August is National Water Quality Month, a perfect time to take a look at some of the ways that regions can use the Clean Water State Revolving Fund (CWSRF) and Drinking Water State Revolving Fund (DWSRF) to support local water infrastructure improvements.
What are the State Revolving Fund (SRF) Programs?
The CWSRF and DWSRF are programs which function through a federal-state partnership that uses federal funds matched with state funds to capitalize water infrastructure banks in all 50 states and Puerto Rico.
Money from these state banks is distributed for loans, refinancing, purchasing, guaranteeing local debt, and purchasing bond insurance.
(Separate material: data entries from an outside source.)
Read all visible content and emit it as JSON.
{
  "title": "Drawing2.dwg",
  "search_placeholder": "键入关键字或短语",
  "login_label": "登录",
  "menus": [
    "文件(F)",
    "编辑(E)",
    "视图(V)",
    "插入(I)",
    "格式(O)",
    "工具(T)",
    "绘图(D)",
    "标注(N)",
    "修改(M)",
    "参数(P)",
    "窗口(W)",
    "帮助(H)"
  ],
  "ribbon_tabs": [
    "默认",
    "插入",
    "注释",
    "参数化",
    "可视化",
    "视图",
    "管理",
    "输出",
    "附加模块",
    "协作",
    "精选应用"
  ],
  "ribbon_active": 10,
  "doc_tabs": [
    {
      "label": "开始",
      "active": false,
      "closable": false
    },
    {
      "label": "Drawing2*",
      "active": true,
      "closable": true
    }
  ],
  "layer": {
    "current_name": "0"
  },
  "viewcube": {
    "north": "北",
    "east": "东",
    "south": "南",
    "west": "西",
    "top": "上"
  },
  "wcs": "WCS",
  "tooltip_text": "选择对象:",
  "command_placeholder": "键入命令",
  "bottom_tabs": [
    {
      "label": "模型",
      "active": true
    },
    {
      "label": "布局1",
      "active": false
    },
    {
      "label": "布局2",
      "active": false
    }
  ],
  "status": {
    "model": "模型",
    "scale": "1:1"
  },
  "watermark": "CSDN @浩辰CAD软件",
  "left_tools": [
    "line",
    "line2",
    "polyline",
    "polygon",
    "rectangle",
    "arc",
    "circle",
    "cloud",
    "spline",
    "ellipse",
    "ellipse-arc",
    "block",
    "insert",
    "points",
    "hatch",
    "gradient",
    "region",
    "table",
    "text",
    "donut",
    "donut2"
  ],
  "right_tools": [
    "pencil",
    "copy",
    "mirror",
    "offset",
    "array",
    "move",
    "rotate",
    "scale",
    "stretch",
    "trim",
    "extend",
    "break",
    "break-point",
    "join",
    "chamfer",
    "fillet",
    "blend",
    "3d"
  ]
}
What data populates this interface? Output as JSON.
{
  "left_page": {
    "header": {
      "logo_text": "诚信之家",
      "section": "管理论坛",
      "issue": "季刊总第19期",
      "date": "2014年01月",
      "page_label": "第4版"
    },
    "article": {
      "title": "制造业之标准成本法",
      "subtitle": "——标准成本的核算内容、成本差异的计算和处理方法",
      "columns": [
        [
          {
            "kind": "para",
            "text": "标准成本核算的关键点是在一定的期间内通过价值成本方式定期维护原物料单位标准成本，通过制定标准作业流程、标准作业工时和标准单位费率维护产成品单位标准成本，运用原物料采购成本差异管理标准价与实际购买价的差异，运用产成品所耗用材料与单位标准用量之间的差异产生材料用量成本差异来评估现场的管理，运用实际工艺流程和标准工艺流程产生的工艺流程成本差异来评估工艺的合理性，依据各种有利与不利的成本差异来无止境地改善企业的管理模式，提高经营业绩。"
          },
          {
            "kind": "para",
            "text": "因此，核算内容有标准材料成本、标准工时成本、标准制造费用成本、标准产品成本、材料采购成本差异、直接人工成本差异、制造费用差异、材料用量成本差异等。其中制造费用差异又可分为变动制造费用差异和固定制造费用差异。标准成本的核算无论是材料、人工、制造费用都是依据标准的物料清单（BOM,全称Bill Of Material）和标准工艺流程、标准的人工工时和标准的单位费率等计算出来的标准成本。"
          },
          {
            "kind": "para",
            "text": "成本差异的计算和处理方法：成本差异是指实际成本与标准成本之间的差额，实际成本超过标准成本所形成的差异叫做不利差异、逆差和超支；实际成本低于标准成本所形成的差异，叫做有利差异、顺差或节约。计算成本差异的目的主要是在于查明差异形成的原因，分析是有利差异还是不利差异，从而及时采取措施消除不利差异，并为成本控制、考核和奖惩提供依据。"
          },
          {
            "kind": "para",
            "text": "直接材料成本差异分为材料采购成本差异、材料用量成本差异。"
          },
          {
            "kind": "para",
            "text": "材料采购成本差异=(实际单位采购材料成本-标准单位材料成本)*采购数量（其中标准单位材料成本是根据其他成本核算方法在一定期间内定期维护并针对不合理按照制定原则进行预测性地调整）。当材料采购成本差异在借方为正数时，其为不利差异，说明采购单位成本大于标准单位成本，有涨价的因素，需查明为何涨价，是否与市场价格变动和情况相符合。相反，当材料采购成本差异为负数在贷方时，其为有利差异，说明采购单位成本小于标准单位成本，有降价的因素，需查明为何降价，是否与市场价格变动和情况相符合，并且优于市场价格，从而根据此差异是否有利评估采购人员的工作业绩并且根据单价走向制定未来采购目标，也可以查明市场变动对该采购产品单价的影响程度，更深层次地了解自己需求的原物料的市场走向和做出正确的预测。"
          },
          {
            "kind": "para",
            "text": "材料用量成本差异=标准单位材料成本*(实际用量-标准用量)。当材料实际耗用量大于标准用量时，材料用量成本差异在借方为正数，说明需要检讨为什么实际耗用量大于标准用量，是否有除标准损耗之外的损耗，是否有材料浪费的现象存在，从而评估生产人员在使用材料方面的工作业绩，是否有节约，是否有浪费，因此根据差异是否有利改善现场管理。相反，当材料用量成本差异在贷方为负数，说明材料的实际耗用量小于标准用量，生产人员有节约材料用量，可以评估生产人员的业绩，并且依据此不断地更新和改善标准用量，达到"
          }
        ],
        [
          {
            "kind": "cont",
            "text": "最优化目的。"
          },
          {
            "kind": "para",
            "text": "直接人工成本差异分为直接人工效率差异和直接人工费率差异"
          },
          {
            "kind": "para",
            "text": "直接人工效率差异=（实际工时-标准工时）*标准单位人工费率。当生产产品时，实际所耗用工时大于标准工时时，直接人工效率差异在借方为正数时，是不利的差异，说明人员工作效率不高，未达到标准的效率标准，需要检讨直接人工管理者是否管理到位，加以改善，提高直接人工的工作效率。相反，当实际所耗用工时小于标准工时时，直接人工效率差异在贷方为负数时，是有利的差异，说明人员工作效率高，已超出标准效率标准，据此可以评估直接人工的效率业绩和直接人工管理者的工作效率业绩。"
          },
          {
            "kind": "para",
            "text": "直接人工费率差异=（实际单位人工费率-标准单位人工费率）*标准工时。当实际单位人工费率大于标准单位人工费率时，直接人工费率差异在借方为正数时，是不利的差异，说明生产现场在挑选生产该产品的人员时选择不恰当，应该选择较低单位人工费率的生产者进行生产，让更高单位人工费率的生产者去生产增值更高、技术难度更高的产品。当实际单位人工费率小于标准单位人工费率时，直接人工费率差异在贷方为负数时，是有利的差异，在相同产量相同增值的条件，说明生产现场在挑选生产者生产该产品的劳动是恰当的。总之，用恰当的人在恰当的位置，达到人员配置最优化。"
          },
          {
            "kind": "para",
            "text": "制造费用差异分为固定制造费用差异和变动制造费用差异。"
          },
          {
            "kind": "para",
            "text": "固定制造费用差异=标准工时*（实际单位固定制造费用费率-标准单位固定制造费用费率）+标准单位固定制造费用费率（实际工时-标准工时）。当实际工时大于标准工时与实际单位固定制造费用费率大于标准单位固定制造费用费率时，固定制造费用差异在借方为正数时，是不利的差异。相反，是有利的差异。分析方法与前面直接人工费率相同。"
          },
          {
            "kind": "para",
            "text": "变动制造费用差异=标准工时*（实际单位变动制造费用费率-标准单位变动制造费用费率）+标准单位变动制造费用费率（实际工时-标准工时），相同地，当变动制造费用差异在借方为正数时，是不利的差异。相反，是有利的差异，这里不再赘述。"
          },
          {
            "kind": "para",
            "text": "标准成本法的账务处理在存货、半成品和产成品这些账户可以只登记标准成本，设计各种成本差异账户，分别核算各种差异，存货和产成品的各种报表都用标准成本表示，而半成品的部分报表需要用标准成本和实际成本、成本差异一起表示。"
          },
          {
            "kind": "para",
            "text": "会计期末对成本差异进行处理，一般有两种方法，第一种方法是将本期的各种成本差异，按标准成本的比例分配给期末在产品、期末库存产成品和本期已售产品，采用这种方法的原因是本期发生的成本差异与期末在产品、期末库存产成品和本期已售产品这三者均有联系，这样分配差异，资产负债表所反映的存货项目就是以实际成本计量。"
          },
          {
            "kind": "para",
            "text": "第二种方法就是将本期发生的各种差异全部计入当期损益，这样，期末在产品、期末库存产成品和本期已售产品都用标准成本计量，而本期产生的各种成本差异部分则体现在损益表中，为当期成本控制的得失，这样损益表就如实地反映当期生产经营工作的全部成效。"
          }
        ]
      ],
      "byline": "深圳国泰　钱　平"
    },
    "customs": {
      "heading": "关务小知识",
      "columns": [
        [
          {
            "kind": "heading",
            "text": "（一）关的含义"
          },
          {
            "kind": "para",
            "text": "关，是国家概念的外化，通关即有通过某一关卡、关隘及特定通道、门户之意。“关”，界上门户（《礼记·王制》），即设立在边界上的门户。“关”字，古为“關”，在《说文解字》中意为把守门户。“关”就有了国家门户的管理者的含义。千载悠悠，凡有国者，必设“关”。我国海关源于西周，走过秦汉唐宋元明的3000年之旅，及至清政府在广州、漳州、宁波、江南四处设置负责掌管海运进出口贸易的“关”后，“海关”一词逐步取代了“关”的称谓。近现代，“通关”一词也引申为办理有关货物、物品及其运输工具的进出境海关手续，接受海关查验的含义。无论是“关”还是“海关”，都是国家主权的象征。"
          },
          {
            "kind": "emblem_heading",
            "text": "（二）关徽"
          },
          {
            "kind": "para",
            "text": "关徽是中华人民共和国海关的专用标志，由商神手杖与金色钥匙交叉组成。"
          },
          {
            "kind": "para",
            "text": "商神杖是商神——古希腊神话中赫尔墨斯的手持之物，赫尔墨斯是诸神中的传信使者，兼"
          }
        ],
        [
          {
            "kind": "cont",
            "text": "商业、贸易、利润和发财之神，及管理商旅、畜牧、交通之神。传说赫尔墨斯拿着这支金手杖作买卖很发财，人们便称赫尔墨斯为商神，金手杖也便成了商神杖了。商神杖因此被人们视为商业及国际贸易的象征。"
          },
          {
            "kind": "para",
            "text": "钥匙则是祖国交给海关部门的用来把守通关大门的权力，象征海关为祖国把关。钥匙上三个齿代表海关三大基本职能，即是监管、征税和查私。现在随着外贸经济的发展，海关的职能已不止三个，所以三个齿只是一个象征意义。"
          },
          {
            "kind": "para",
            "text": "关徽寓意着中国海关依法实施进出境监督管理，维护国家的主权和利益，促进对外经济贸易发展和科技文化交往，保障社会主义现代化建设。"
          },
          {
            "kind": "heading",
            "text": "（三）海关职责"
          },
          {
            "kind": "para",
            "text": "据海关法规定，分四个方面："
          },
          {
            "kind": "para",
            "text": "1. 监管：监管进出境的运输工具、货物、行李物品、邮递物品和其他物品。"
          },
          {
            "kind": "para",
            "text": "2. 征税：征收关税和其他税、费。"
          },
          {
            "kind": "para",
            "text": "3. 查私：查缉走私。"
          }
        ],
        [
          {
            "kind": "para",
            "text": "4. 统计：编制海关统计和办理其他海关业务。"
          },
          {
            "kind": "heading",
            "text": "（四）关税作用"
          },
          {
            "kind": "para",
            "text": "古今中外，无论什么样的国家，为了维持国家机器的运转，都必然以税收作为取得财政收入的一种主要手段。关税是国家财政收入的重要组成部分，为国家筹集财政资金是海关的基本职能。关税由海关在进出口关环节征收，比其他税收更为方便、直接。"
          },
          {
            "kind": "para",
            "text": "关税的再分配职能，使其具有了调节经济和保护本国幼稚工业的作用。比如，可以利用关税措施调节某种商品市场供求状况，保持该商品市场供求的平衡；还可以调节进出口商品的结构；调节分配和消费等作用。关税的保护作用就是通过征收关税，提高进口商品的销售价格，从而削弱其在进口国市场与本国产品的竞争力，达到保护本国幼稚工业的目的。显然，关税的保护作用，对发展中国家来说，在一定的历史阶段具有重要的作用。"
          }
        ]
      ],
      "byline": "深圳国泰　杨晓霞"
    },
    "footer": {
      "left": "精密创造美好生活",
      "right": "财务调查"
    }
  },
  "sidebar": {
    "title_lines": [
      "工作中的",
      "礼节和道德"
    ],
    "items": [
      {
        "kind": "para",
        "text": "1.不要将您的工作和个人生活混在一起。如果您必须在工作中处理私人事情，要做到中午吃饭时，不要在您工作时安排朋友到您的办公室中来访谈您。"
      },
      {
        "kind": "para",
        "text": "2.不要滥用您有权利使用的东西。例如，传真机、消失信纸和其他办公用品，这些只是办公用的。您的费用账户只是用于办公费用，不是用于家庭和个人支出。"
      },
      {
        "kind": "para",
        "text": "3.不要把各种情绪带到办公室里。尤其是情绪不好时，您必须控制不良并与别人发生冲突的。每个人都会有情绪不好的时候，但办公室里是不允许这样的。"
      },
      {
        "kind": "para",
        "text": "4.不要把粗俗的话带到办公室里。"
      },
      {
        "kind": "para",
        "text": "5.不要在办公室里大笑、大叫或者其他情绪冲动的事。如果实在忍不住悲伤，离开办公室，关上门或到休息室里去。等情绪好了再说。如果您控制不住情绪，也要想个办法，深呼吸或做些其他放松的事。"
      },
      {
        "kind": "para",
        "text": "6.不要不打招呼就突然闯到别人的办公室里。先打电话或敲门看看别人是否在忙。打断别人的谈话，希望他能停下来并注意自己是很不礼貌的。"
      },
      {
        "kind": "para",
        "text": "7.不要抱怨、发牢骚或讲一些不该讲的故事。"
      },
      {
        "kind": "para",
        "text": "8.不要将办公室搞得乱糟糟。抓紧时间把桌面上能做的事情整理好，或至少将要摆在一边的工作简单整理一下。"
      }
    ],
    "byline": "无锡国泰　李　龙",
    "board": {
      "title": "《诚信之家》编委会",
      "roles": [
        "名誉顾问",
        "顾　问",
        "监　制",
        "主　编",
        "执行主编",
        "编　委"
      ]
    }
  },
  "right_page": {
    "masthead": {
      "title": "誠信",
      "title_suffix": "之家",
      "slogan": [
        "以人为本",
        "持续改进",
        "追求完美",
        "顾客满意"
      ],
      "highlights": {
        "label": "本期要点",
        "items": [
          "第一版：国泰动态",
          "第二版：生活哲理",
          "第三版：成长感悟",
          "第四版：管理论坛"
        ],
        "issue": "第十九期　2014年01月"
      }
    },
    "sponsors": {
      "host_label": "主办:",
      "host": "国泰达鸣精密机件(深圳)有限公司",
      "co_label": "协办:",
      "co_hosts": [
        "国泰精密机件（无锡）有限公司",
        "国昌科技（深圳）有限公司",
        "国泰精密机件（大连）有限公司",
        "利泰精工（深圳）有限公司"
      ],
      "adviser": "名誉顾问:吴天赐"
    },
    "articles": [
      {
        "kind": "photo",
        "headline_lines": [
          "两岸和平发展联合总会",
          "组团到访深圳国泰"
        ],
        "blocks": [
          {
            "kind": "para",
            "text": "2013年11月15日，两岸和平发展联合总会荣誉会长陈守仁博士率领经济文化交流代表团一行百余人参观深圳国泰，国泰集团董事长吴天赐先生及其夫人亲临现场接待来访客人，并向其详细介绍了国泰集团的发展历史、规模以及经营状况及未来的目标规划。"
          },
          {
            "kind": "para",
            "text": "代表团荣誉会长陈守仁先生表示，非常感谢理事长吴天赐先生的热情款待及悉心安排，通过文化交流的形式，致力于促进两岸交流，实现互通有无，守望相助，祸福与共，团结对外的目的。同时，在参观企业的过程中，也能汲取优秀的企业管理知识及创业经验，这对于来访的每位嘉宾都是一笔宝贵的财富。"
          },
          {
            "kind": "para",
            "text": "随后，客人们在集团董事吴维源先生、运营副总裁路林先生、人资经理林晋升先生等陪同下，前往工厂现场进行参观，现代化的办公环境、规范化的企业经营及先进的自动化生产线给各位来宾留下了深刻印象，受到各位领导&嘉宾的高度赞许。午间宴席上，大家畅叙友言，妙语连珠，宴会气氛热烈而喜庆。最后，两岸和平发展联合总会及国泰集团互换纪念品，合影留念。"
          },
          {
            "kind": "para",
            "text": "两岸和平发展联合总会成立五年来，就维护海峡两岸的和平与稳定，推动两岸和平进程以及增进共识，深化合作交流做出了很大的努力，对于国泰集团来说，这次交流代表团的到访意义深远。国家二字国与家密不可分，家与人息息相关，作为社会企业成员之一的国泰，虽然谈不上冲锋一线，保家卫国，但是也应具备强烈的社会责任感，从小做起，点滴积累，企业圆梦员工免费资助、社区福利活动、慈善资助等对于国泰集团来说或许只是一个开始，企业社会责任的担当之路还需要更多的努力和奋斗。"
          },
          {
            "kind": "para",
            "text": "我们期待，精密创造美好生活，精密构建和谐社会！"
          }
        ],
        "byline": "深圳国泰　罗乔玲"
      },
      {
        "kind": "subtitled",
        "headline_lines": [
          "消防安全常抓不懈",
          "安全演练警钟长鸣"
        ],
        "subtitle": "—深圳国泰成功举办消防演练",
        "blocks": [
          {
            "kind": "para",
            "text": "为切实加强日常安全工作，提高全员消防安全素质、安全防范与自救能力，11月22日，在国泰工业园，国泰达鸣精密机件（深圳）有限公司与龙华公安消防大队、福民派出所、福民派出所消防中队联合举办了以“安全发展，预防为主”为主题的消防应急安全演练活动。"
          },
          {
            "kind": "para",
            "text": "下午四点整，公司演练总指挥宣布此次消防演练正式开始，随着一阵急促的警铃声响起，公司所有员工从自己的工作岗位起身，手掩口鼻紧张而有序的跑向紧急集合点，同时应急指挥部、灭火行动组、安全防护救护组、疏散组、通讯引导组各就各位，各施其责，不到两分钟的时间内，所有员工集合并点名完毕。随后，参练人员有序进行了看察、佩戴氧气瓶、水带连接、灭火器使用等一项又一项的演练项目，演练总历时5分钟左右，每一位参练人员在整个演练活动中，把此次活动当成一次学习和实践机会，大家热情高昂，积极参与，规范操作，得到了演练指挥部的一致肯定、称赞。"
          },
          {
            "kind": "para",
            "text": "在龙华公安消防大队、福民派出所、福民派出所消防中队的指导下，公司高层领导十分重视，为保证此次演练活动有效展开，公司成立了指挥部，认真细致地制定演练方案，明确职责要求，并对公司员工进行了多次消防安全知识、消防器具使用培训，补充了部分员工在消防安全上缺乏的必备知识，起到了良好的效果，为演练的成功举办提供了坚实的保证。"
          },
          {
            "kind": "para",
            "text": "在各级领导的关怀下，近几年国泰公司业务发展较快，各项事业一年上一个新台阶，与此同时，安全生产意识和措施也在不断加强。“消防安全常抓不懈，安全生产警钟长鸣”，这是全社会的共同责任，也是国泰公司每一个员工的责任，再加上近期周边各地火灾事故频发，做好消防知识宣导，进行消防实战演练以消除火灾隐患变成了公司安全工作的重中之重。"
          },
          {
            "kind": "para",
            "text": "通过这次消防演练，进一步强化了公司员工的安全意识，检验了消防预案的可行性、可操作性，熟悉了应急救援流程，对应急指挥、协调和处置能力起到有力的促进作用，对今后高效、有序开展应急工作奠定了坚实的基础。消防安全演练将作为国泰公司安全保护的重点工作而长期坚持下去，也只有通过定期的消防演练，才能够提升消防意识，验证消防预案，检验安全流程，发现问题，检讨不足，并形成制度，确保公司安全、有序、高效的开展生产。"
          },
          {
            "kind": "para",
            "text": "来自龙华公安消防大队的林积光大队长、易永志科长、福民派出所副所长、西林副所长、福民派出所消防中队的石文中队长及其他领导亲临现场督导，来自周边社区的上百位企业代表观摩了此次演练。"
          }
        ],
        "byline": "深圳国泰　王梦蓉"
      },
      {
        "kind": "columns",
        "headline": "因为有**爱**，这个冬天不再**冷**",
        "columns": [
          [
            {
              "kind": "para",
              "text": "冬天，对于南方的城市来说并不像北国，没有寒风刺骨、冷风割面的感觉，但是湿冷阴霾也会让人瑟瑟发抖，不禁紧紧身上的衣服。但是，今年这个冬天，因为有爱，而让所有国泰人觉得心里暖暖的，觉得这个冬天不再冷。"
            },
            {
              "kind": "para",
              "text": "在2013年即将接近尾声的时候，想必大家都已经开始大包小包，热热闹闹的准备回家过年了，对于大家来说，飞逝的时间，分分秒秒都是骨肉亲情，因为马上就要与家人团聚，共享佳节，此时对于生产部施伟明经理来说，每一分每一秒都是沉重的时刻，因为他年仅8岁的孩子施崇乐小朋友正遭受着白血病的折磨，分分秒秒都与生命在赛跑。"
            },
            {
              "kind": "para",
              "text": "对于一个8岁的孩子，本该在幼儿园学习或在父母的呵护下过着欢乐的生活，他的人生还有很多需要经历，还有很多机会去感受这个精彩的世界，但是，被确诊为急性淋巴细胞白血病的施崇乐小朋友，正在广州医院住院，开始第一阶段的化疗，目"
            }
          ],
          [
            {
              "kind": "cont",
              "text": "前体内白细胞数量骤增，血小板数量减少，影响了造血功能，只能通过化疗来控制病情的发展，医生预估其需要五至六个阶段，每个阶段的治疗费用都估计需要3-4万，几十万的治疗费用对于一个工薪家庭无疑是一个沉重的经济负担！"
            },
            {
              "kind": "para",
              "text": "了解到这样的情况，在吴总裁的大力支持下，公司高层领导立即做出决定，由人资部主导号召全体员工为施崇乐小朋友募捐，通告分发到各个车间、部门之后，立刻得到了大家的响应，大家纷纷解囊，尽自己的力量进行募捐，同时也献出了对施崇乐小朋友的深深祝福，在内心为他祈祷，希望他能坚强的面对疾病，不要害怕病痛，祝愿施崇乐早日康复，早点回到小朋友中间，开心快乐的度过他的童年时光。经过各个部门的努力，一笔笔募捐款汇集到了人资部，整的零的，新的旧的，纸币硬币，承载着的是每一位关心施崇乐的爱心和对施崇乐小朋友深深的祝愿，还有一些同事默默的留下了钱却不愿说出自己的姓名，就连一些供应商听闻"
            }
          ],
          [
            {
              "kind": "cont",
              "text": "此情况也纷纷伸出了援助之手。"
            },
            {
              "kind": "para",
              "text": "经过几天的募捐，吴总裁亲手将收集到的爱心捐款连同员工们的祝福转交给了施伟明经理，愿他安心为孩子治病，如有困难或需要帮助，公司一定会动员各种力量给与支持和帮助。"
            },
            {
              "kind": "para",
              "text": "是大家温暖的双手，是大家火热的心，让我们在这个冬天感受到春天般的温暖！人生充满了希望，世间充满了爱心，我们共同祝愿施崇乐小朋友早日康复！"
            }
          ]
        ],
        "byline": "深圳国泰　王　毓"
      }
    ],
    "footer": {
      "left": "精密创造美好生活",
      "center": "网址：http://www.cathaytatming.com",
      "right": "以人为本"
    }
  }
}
Recipients who receive money at low interest rates return payments to the fund, allowing it to “revolve.”
SRF Funding Provides a Good Value for Communities
SRF loans are typically provided at lower interest rates and with more flexibility than other financing options can provide.
According to the EPA’s DWSRF fact sheet:
- In 2018, the average DWSRF loan had an interest rate of 1.8%.
- Loan terms can be extended up to 30 years.
- Repayment begins up to 18 months after project completion.
CWSRF funds can be used for:
- Municipal wastewater facility construction,
- Control of nonpoint sources of pollution,
- Construction of decentralized wastewater treatment systems,
- Green infrastructure projects,
- Estuary protection, and
- Other water quality projects.
DWSRF Funds can be used for:
- Drinking Water Treatment,
- Pipe Installation/Replacement,
- Source Water Protection,
- Well Construction/Rehabilitation,
- Storage, and
- Other water quality projects.
How Can Regions Councils Get More Involved With SRFs?
Regional councils, as “intermunicipal agencies,” are eligible to directly borrow from SRFs. Regional councils can also coordinate borrowing for their members and for groups of members and other entities with projects that extend beyond state borders.
Regional Councils as “Intermunicipal Agency” Borrowers
As “intermunicipal agencies,” regional councils can receive SRF funding for individual members or for the council itself.
The EPA’s “Financing Options for Nontraditional Eligibilities in the Clean Water State Revolving Fund Programs” highlights several loans provided directly to regional councils:
- $1.0 million to the Missouri Association Councils of Government (MACOG) for capitalization of the Missouri On-Site Wastewater Improvement Grant-Loan Program. MACOG directed this funding in a pass-through arrangement to homeowners for the repair or replacement of on-site wastewater treatment systems.
- $3.5 million to the Association of Bay Area Governments (ABAG) divided among four assistance agreements for projects which included trash capture devices for catchment basins.
- $2 million to the Delaware Valley Regional Planning Commission (DVRPC) for green infrastructure projects focused on addressing non-point source pollutant loads.
Regional Councils as Coordinators for Smaller SRF Borrowers
Project management and reporting requirements can be a challenge for smaller entities that are interested in borrowing SRF funds. Regional Councils can help these smaller borrowers by supporting some of this work.
Idaho is an example of a state that encourages this type of coordination. According to the Idaho State Department of Environmental Quality, “to help many of the smaller DWSRF borrowers comply with this requirement, Idaho has encouraged them to coordinate with Councils of Government. This arrangement seems to be paying dividends in terms of oversight and compliance.”
Interstate projects present another opportunity for regional councils to operate as SRF coordinators. In these cases, regional councils can apply for loans on behalf of multiple municipalities in different states who are working together on a project whose geographic scope extends past state lines.
SRF Program Details Vary by State
Each state administers their revolving fund individually and project and borrower eligibility varies significantly. For details regarding your state’s SRFs, contact your state SRF contacts.